WORK REQUEST →
Please repeat every record exactly, leaving out any pictures.

————————

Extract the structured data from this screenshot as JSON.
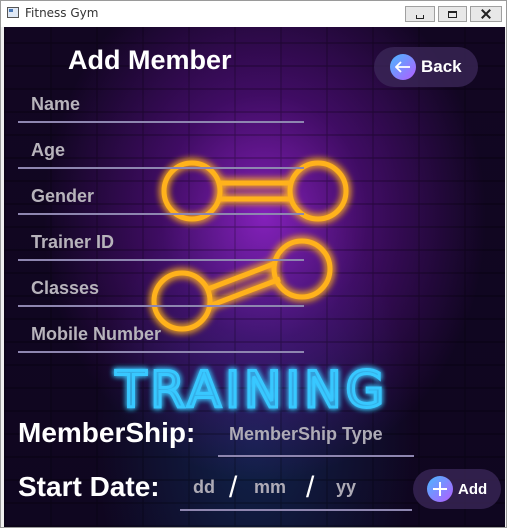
{
  "window": {
    "title": "Fitness Gym",
    "controls": [
      "minimize",
      "maximize",
      "close"
    ]
  },
  "header": {
    "title": "Add Member",
    "back_label": "Back",
    "back_icon": "arrow-left-icon"
  },
  "form": {
    "fields": [
      {
        "key": "name",
        "label": "Name"
      },
      {
        "key": "age",
        "label": "Age"
      },
      {
        "key": "gender",
        "label": "Gender"
      },
      {
        "key": "trainer_id",
        "label": "Trainer ID"
      },
      {
        "key": "classes",
        "label": "Classes"
      },
      {
        "key": "mobile",
        "label": "Mobile Number"
      }
    ],
    "membership_label": "MemberShip:",
    "membership_placeholder": "MemberShip Type",
    "start_date_label": "Start Date:",
    "date_dd": "dd",
    "date_mm": "mm",
    "date_yy": "yy",
    "date_separator": "/",
    "add_label": "Add",
    "add_icon": "plus-icon"
  },
  "background": {
    "neon_text": "TRAINING",
    "dumbbell_color": "#ffb21a",
    "neon_text_color": "#39c8ff"
  }
}
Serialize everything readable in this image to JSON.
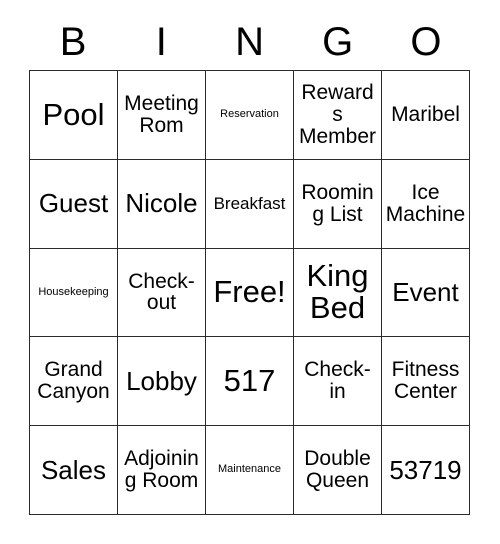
{
  "card": {
    "title": "BINGO",
    "header_letters": [
      "B",
      "I",
      "N",
      "G",
      "O"
    ],
    "grid_size": "5x5",
    "free_space": "Free!",
    "colors": {
      "background": "#ffffff",
      "cell_background": "#ffffff",
      "border": "#2b2b2b",
      "text": "#000000"
    },
    "rows": [
      [
        {
          "text": "Pool",
          "size": "xl"
        },
        {
          "text": "Meeting Rom",
          "size": "md"
        },
        {
          "text": "Reservation",
          "size": "xs"
        },
        {
          "text": "Rewards Member",
          "size": "md"
        },
        {
          "text": "Maribel",
          "size": "md"
        }
      ],
      [
        {
          "text": "Guest",
          "size": "lg"
        },
        {
          "text": "Nicole",
          "size": "lg"
        },
        {
          "text": "Breakfast",
          "size": "sm"
        },
        {
          "text": "Rooming List",
          "size": "md"
        },
        {
          "text": "Ice Machine",
          "size": "md"
        }
      ],
      [
        {
          "text": "Housekeeping",
          "size": "xs"
        },
        {
          "text": "Check-out",
          "size": "md"
        },
        {
          "text": "Free!",
          "size": "xl"
        },
        {
          "text": "King Bed",
          "size": "xl"
        },
        {
          "text": "Event",
          "size": "lg"
        }
      ],
      [
        {
          "text": "Grand Canyon",
          "size": "md"
        },
        {
          "text": "Lobby",
          "size": "lg"
        },
        {
          "text": "517",
          "size": "xl"
        },
        {
          "text": "Check-in",
          "size": "md"
        },
        {
          "text": "Fitness Center",
          "size": "md"
        }
      ],
      [
        {
          "text": "Sales",
          "size": "lg"
        },
        {
          "text": "Adjoining Room",
          "size": "md"
        },
        {
          "text": "Maintenance",
          "size": "xs"
        },
        {
          "text": "Double Queen",
          "size": "md"
        },
        {
          "text": "53719",
          "size": "lg"
        }
      ]
    ]
  }
}
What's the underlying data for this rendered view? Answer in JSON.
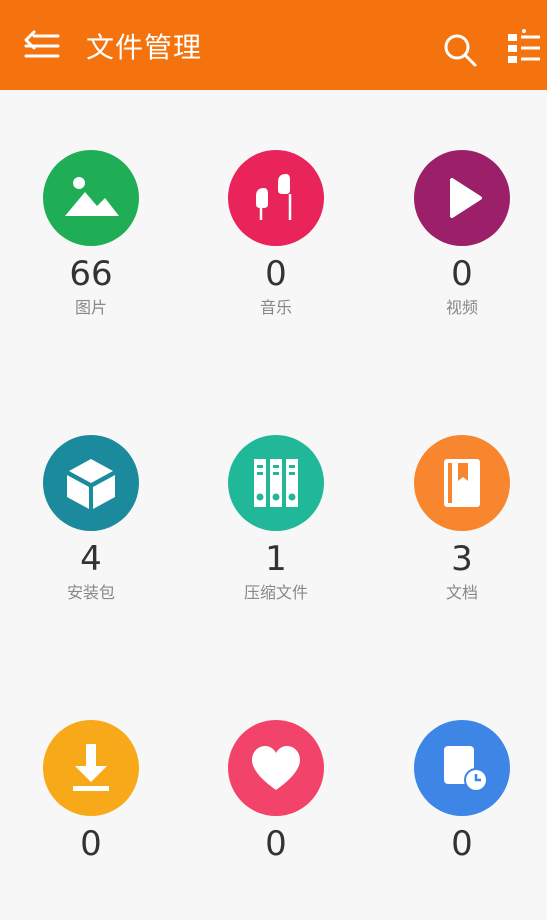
{
  "header": {
    "title": "文件管理",
    "background": "#f5730f",
    "menu_icon": "menu-back-icon",
    "search_icon": "search-icon",
    "sort_icon": "list-sort-icon"
  },
  "categories": [
    {
      "label": "图片",
      "count": "66",
      "icon": "image-icon",
      "color": "#1fae55"
    },
    {
      "label": "音乐",
      "count": "0",
      "icon": "earphones-icon",
      "color": "#e8245a"
    },
    {
      "label": "视频",
      "count": "0",
      "icon": "play-icon",
      "color": "#9c1f6a"
    },
    {
      "label": "安装包",
      "count": "4",
      "icon": "box-icon",
      "color": "#1a8a9c"
    },
    {
      "label": "压缩文件",
      "count": "1",
      "icon": "archive-binders-icon",
      "color": "#20b898"
    },
    {
      "label": "文档",
      "count": "3",
      "icon": "document-icon",
      "color": "#f7862f"
    },
    {
      "label": "",
      "count": "0",
      "icon": "download-icon",
      "color": "#f8a91a"
    },
    {
      "label": "",
      "count": "0",
      "icon": "heart-icon",
      "color": "#f2436a"
    },
    {
      "label": "",
      "count": "0",
      "icon": "recent-file-clock-icon",
      "color": "#3d86e6"
    }
  ]
}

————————

ANSWER BOX →
Extract the structured data from this screenshot as JSON.
{
  "window": {
    "title": "Fitness Gym",
    "controls": [
      "minimize",
      "maximize",
      "close"
    ]
  },
  "header": {
    "title": "Add Member",
    "back_label": "Back",
    "back_icon": "arrow-left-icon"
  },
  "form": {
    "fields": [
      {
        "key": "name",
        "label": "Name"
      },
      {
        "key": "age",
        "label": "Age"
      },
      {
        "key": "gender",
        "label": "Gender"
      },
      {
        "key": "trainer_id",
        "label": "Trainer ID"
      },
      {
        "key": "classes",
        "label": "Classes"
      },
      {
        "key": "mobile",
        "label": "Mobile Number"
      }
    ],
    "membership_label": "MemberShip:",
    "membership_placeholder": "MemberShip Type",
    "start_date_label": "Start Date:",
    "date_dd": "dd",
    "date_mm": "mm",
    "date_yy": "yy",
    "date_separator": "/",
    "add_label": "Add",
    "add_icon": "plus-icon"
  },
  "background": {
    "neon_text": "TRAINING",
    "dumbbell_color": "#ffb21a",
    "neon_text_color": "#39c8ff"
  }
}
Serialize everything readable in this image to JSON.
{
  "card": {
    "title": "BINGO",
    "header_letters": [
      "B",
      "I",
      "N",
      "G",
      "O"
    ],
    "grid_size": "5x5",
    "free_space": "Free!",
    "colors": {
      "background": "#ffffff",
      "cell_background": "#ffffff",
      "border": "#2b2b2b",
      "text": "#000000"
    },
    "rows": [
      [
        {
          "text": "Pool",
          "size": "xl"
        },
        {
          "text": "Meeting Rom",
          "size": "md"
        },
        {
          "text": "Reservation",
          "size": "xs"
        },
        {
          "text": "Rewards Member",
          "size": "md"
        },
        {
          "text": "Maribel",
          "size": "md"
        }
      ],
      [
        {
          "text": "Guest",
          "size": "lg"
        },
        {
          "text": "Nicole",
          "size": "lg"
        },
        {
          "text": "Breakfast",
          "size": "sm"
        },
        {
          "text": "Rooming List",
          "size": "md"
        },
        {
          "text": "Ice Machine",
          "size": "md"
        }
      ],
      [
        {
          "text": "Housekeeping",
          "size": "xs"
        },
        {
          "text": "Check-out",
          "size": "md"
        },
        {
          "text": "Free!",
          "size": "xl"
        },
        {
          "text": "King Bed",
          "size": "xl"
        },
        {
          "text": "Event",
          "size": "lg"
        }
      ],
      [
        {
          "text": "Grand Canyon",
          "size": "md"
        },
        {
          "text": "Lobby",
          "size": "lg"
        },
        {
          "text": "517",
          "size": "xl"
        },
        {
          "text": "Check-in",
          "size": "md"
        },
        {
          "text": "Fitness Center",
          "size": "md"
        }
      ],
      [
        {
          "text": "Sales",
          "size": "lg"
        },
        {
          "text": "Adjoining Room",
          "size": "md"
        },
        {
          "text": "Maintenance",
          "size": "xs"
        },
        {
          "text": "Double Queen",
          "size": "md"
        },
        {
          "text": "53719",
          "size": "lg"
        }
      ]
    ]
  }
}
What's the underlying data for this rendered view? Answer in JSON.
{
  "header": {
    "title": "文件管理",
    "background": "#f5730f",
    "menu_icon": "menu-back-icon",
    "search_icon": "search-icon",
    "sort_icon": "list-sort-icon"
  },
  "categories": [
    {
      "label": "图片",
      "count": "66",
      "icon": "image-icon",
      "color": "#1fae55"
    },
    {
      "label": "音乐",
      "count": "0",
      "icon": "earphones-icon",
      "color": "#e8245a"
    },
    {
      "label": "视频",
      "count": "0",
      "icon": "play-icon",
      "color": "#9c1f6a"
    },
    {
      "label": "安装包",
      "count": "4",
      "icon": "box-icon",
      "color": "#1a8a9c"
    },
    {
      "label": "压缩文件",
      "count": "1",
      "icon": "archive-binders-icon",
      "color": "#20b898"
    },
    {
      "label": "文档",
      "count": "3",
      "icon": "document-icon",
      "color": "#f7862f"
    },
    {
      "label": "",
      "count": "0",
      "icon": "download-icon",
      "color": "#f8a91a"
    },
    {
      "label": "",
      "count": "0",
      "icon": "heart-icon",
      "color": "#f2436a"
    },
    {
      "label": "",
      "count": "0",
      "icon": "recent-file-clock-icon",
      "color": "#3d86e6"
    }
  ]
}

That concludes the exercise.